good connectivity have a far stronger effect on latency than having many
nodes. We show how often users see the closest anycast site, and how
strongly routing policy affects site selection.

This presentation will show the results obtained from, to the best of
our knowledge, the first systematic study of the effects of IP anycast
on service latency. To answer our main research question of how many
anycast instances are enough to get good latency
, we addressed the
following more specific questions:

Does anycast give absolute performance? We show that each of the
Root Letters we study provide a very good median performance, with half
of RIPE VPs seeing latency of 40ms or less, and only 10% of vantage
points see latencies of 150ms or higher. We also show that in practice,
median latency of these four roots is quite close even though C-root has
far fewer locations than the the other letters we study.

Do users get the closest anycast instance? We show that latency is
close to optimal for C Root because most VPs are routed to their closest
C instance. With deployments with more anycast sites it becomes harder
to match all VPs to their closest anycast site—more than half of VPs are
routed to sites that are not the closest, although the latency penalty
is usually small (around 15 to 24ms).

How much does the location of each anycast instance affect the latency
it provides to users?
We show how the incremental addition of new
instances reduces median latency to users. We also demonstrate the
importance of location of additional instances.

How much do local routing policies affect performance? Finally, we
examine how routing policies affect latency. We observe K-Root at two
times, when about half of its sites use local routing policies and later
when only one site has that policy. We see that local routing policies
do increase latency to VPs, but somewhat surprisingly, relaxing routing
policies (with more global nodes) does not completely eliminate this
overhead. Observations of K (before and after its policy change) and
F-Root suggest that manual investigation of routing may be required to
identify suboptimal routing.

<span>Acknowledgments. We thank the RIPE Atlas team for helping on
the measurements set up, and the root service operators, particularly C,
F, K, and L Roots for their comments on this work.

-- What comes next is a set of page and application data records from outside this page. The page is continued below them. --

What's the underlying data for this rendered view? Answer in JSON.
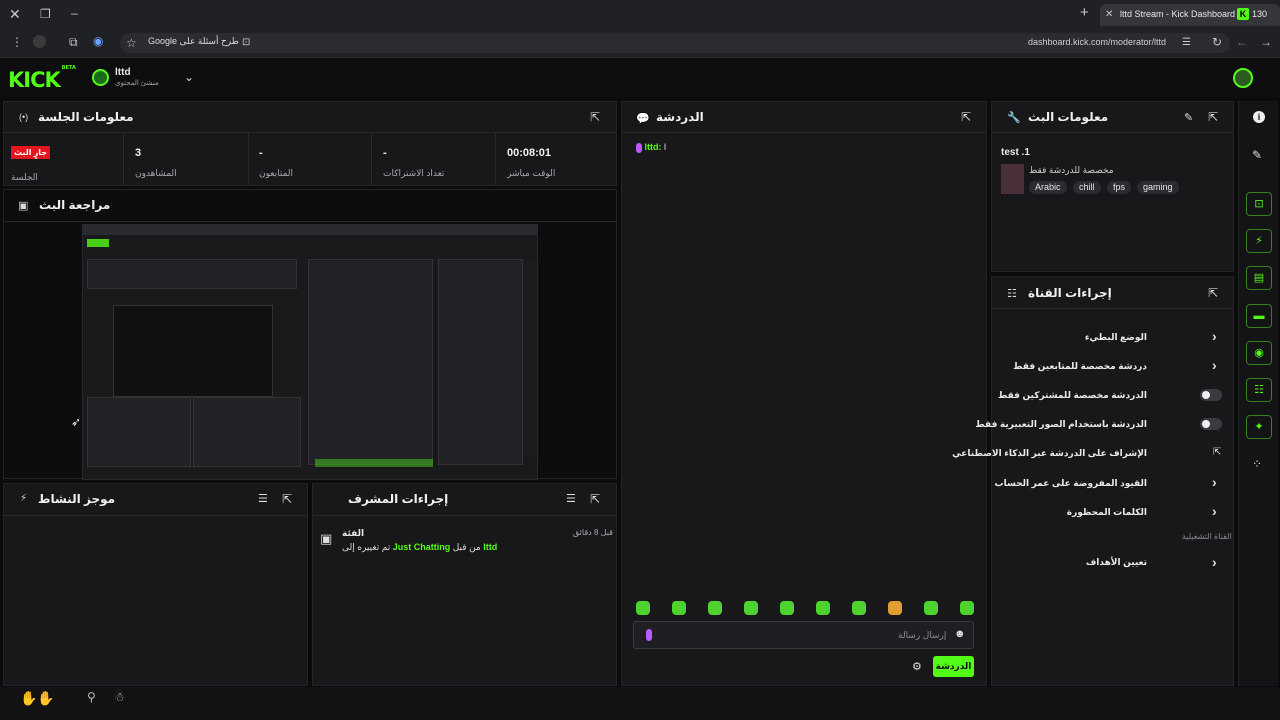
{
  "browser": {
    "tab_title": "lttd Stream - Kick Dashboard",
    "tab_count": "130",
    "address": "dashboard.kick.com/moderator/lttd",
    "search_chip": "طرح أسئلة على Google"
  },
  "header": {
    "logo": "KICK",
    "logo_beta": "BETA",
    "channel_name": "lttd",
    "channel_role": "منشئ المحتوى"
  },
  "session": {
    "title": "معلومات الجلسة",
    "live_badge": "جارٍ البث",
    "session_label": "الجلسة",
    "stats": [
      {
        "value": "3",
        "label": "المشاهدون"
      },
      {
        "value": "-",
        "label": "المتابعون"
      },
      {
        "value": "-",
        "label": "تعداد الاشتراكات"
      },
      {
        "value": "00:08:01",
        "label": "الوقت مباشر"
      }
    ]
  },
  "preview": {
    "title": "مراجعة البث"
  },
  "activity": {
    "title": "موجز النشاط"
  },
  "modactions": {
    "title": "إجراءات المشرف",
    "entry_title": "الفئة",
    "entry_time": "قبل 8 دقائق",
    "entry_by": "lttd",
    "entry_from": "من قبل",
    "entry_changed": "تم تغييره إلى",
    "entry_category": "Just Chatting"
  },
  "chat": {
    "title": "الدردشة",
    "message_user": "lttd:",
    "message_text": "l",
    "input_placeholder": "إرسال رسالة",
    "send_label": "الدردشة"
  },
  "streaminfo": {
    "title": "معلومات البث",
    "stream_title": "test .1",
    "category_note": "مخصصة للدردشة فقط",
    "tags": [
      "Arabic",
      "chill",
      "fps",
      "gaming"
    ]
  },
  "channelactions": {
    "title": "إجراءات القناة",
    "items": [
      {
        "label": "الوضع البطيء",
        "control": "chevron"
      },
      {
        "label": "دردشة مخصصة للمتابعين فقط",
        "control": "chevron"
      },
      {
        "label": "الدردشة مخصصة للمشتركين فقط",
        "control": "toggle"
      },
      {
        "label": "الدردشة باستخدام الصور التعبيرية فقط",
        "control": "toggle"
      },
      {
        "label": "الإشراف على الدردشة عبر الذكاء الاصطناعي",
        "control": "external"
      },
      {
        "label": "القيود المفروضة على عمر الحساب",
        "control": "chevron"
      },
      {
        "label": "الكلمات المحظورة",
        "control": "chevron"
      }
    ],
    "section_label": "القناة التشغيلية",
    "goals_label": "تعيين الأهداف"
  },
  "colors": {
    "accent": "#53fc18",
    "live": "#e5151d",
    "panel": "#18181b",
    "background": "#0b0b0c"
  }
}
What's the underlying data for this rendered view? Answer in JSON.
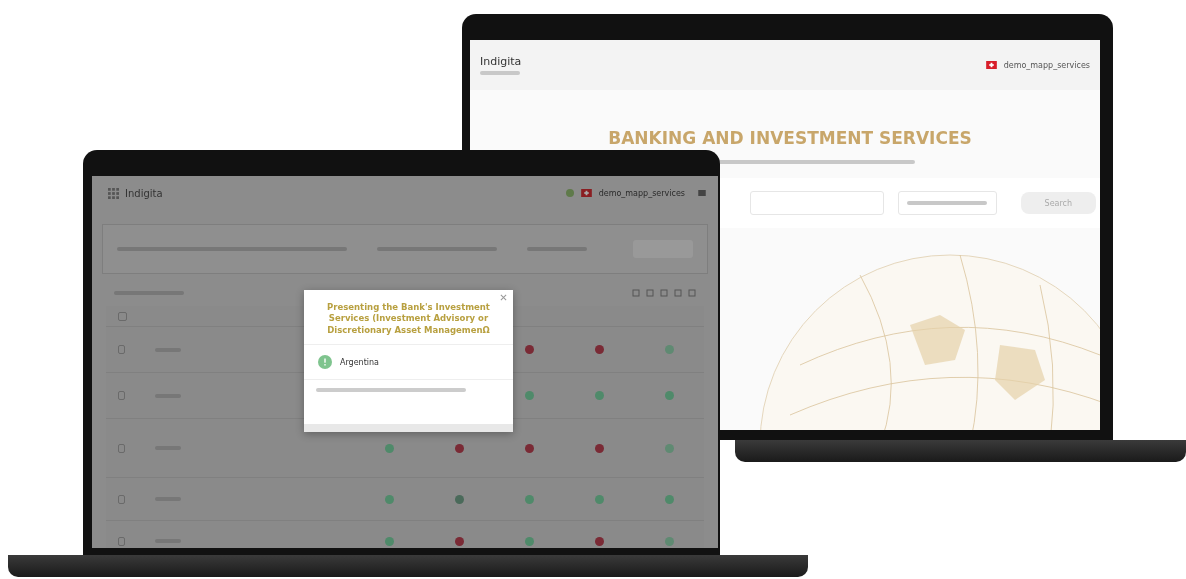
{
  "back_screen": {
    "logo": "Indigita",
    "username": "demo_mapp_services",
    "title": "BANKING AND INVESTMENT SERVICES",
    "search_button": "Search"
  },
  "front_screen": {
    "logo": "Indigita",
    "username": "demo_mapp_services",
    "header_checked": false,
    "rows": [
      {
        "checked": false,
        "dots": [
          {
            "color": "#7a2a35"
          },
          {
            "color": "#7a2a35"
          },
          {
            "color": "#5f8a72"
          }
        ]
      },
      {
        "checked": false,
        "dots": [
          {
            "color": "#4f8a6a"
          },
          {
            "color": "#4f8a6a"
          },
          {
            "color": "#4f8a6a"
          }
        ]
      },
      {
        "checked": false,
        "dots": [
          {
            "color": "#4f8a6a"
          },
          {
            "color": "#7a2a35"
          },
          {
            "color": "#7a2a35"
          },
          {
            "color": "#7a2a35"
          },
          {
            "color": "#5f8a72"
          }
        ]
      },
      {
        "checked": false,
        "dots": [
          {
            "color": "#4f8a6a"
          },
          {
            "color": "#4a6a5a"
          },
          {
            "color": "#4f8a6a"
          },
          {
            "color": "#4f8a6a"
          },
          {
            "color": "#4f8a6a"
          }
        ]
      },
      {
        "checked": false,
        "dots": [
          {
            "color": "#4f8a6a"
          },
          {
            "color": "#7a2a35"
          },
          {
            "color": "#4f8a6a"
          },
          {
            "color": "#7a2a35"
          },
          {
            "color": "#5f8a72"
          }
        ]
      }
    ]
  },
  "modal": {
    "title": "Presenting the Bank's Investment Services (Investment Advisory or Discretionary Asset ManagemenΩ",
    "country": "Argentina"
  }
}
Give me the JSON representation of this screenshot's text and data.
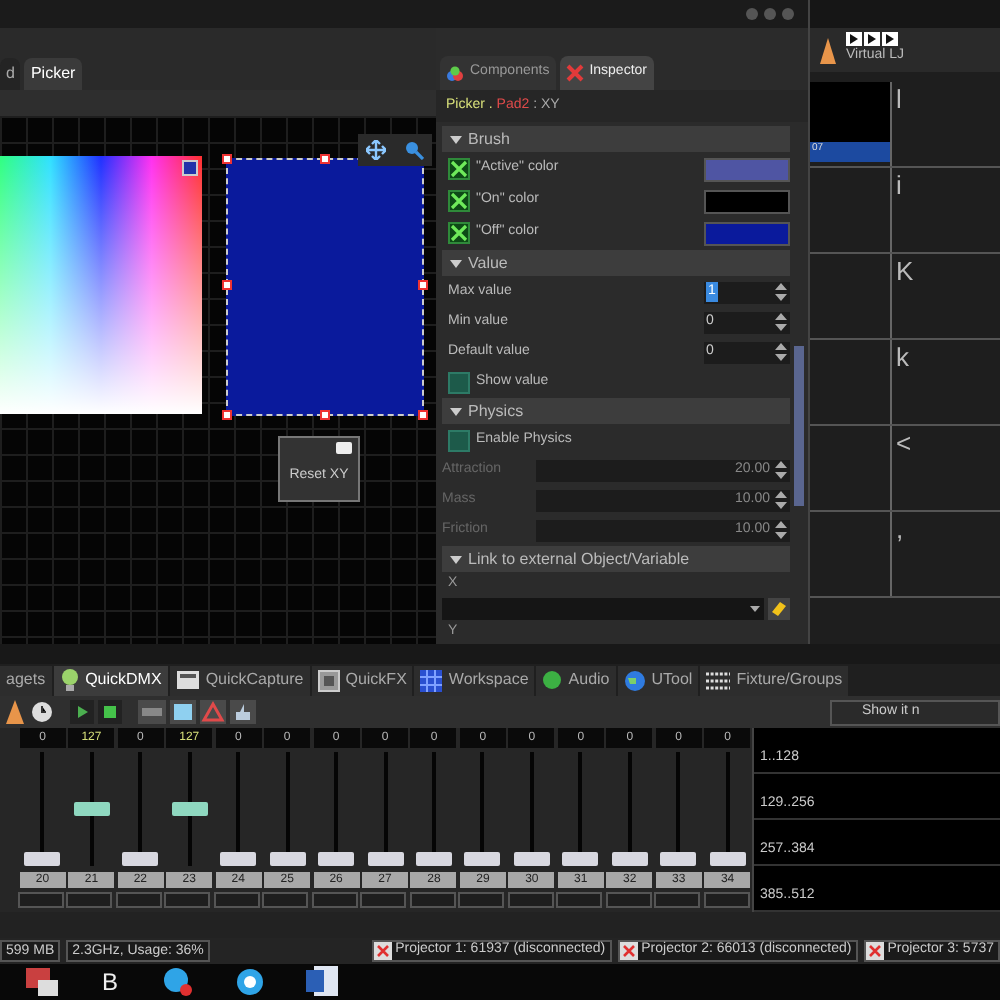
{
  "editor_tabs": [
    {
      "label": "d",
      "selected": false
    },
    {
      "label": "Picker",
      "selected": true
    }
  ],
  "canvas": {
    "reset_button": "Reset XY"
  },
  "inspector": {
    "tabs": [
      {
        "label": "Components",
        "selected": false
      },
      {
        "label": "Inspector",
        "selected": true
      }
    ],
    "path": {
      "object": "Picker",
      "separator": " . ",
      "pad": "Pad2",
      "property": " : XY"
    },
    "brush": {
      "title": "Brush",
      "rows": [
        {
          "label": "\"Active\" color",
          "checked": true,
          "color": "#4f55a3"
        },
        {
          "label": "\"On\" color",
          "checked": true,
          "color": "#000000"
        },
        {
          "label": "\"Off\" color",
          "checked": true,
          "color": "#0a1a9c"
        }
      ]
    },
    "value": {
      "title": "Value",
      "fields": [
        {
          "label": "Max value",
          "value": "1",
          "focused": true
        },
        {
          "label": "Min value",
          "value": "0",
          "focused": false
        },
        {
          "label": "Default value",
          "value": "0",
          "focused": false
        }
      ],
      "show_value": {
        "label": "Show value",
        "checked": false
      }
    },
    "physics": {
      "title": "Physics",
      "enable": {
        "label": "Enable Physics",
        "checked": false
      },
      "fields": [
        {
          "label": "Attraction",
          "value": "20.00",
          "disabled": true
        },
        {
          "label": "Mass",
          "value": "10.00",
          "disabled": true
        },
        {
          "label": "Friction",
          "value": "10.00",
          "disabled": true
        }
      ]
    },
    "link": {
      "title": "Link to external Object/Variable",
      "x_label": "X",
      "y_label": "Y"
    }
  },
  "virtual_panel": {
    "title": "Virtual LJ",
    "preview_label": "07",
    "rows": [
      "l",
      "i",
      "K",
      "k",
      "<",
      ","
    ]
  },
  "bottom_tabs": [
    {
      "label": "agets",
      "selected": false,
      "kind": "plain"
    },
    {
      "label": "QuickDMX",
      "selected": true,
      "kind": "bulb"
    },
    {
      "label": "QuickCapture",
      "selected": false,
      "kind": "screen"
    },
    {
      "label": "QuickFX",
      "selected": false,
      "kind": "panel"
    },
    {
      "label": "Workspace",
      "selected": false,
      "kind": "grid"
    },
    {
      "label": "Audio",
      "selected": false,
      "kind": "audio"
    },
    {
      "label": "UTool",
      "selected": false,
      "kind": "globe"
    },
    {
      "label": "Fixture/Groups",
      "selected": false,
      "kind": "list"
    }
  ],
  "show_button": "Show it n",
  "channels": [
    {
      "number": "20",
      "value": "0",
      "level": 0
    },
    {
      "number": "21",
      "value": "127",
      "level": 0.5
    },
    {
      "number": "22",
      "value": "0",
      "level": 0
    },
    {
      "number": "23",
      "value": "127",
      "level": 0.5
    },
    {
      "number": "24",
      "value": "0",
      "level": 0
    },
    {
      "number": "25",
      "value": "0",
      "level": 0
    },
    {
      "number": "26",
      "value": "0",
      "level": 0
    },
    {
      "number": "27",
      "value": "0",
      "level": 0
    },
    {
      "number": "28",
      "value": "0",
      "level": 0
    },
    {
      "number": "29",
      "value": "0",
      "level": 0
    },
    {
      "number": "30",
      "value": "0",
      "level": 0
    },
    {
      "number": "31",
      "value": "0",
      "level": 0
    },
    {
      "number": "32",
      "value": "0",
      "level": 0
    },
    {
      "number": "33",
      "value": "0",
      "level": 0
    },
    {
      "number": "34",
      "value": "0",
      "level": 0
    }
  ],
  "universes": [
    "1..128",
    "129..256",
    "257..384",
    "385..512"
  ],
  "status_bar": {
    "memory": "599 MB",
    "cpu": "2.3GHz, Usage: 36%",
    "projectors": [
      "Projector 1: 61937 (disconnected)",
      "Projector 2: 66013 (disconnected)",
      "Projector 3: 5737"
    ]
  },
  "taskbar": [
    {
      "kind": "app"
    },
    {
      "kind": "letter",
      "label": "B"
    },
    {
      "kind": "chat"
    },
    {
      "kind": "chat2"
    },
    {
      "kind": "word"
    }
  ]
}
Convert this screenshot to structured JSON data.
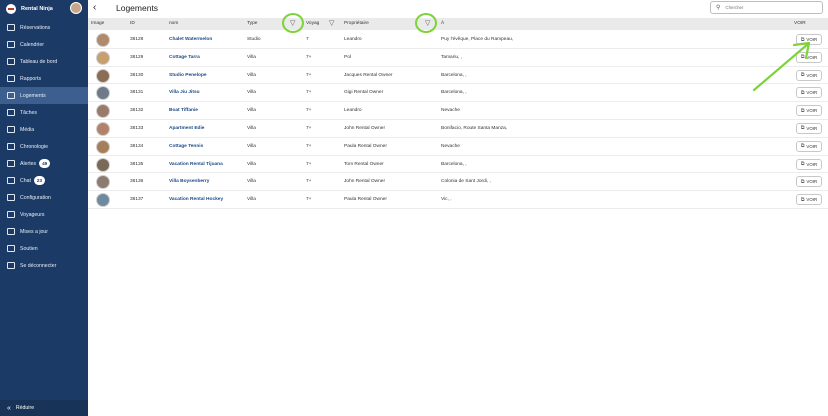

We thank Benno
Overeinder (NLnet Labs), Cristian Hesselman (SIDN Labs), Duane Wessels
(Verisign), Geoff Huston (APNIC), George Michaelson (APNIC), Jaap
Akkerhuis (NLnet Labs), Paul Vixie (Farsight), and Ray Bellis (ISC) for
their valuable technical feedback. </span>

Talk duration 30 Minutes

Primary authors

Jan Harm Kuipers (U. Twente) Mr John Heidemann (USC/Information Sciences Institute) Dr Ricardo Schmidt (University of Twente)

Presentation materials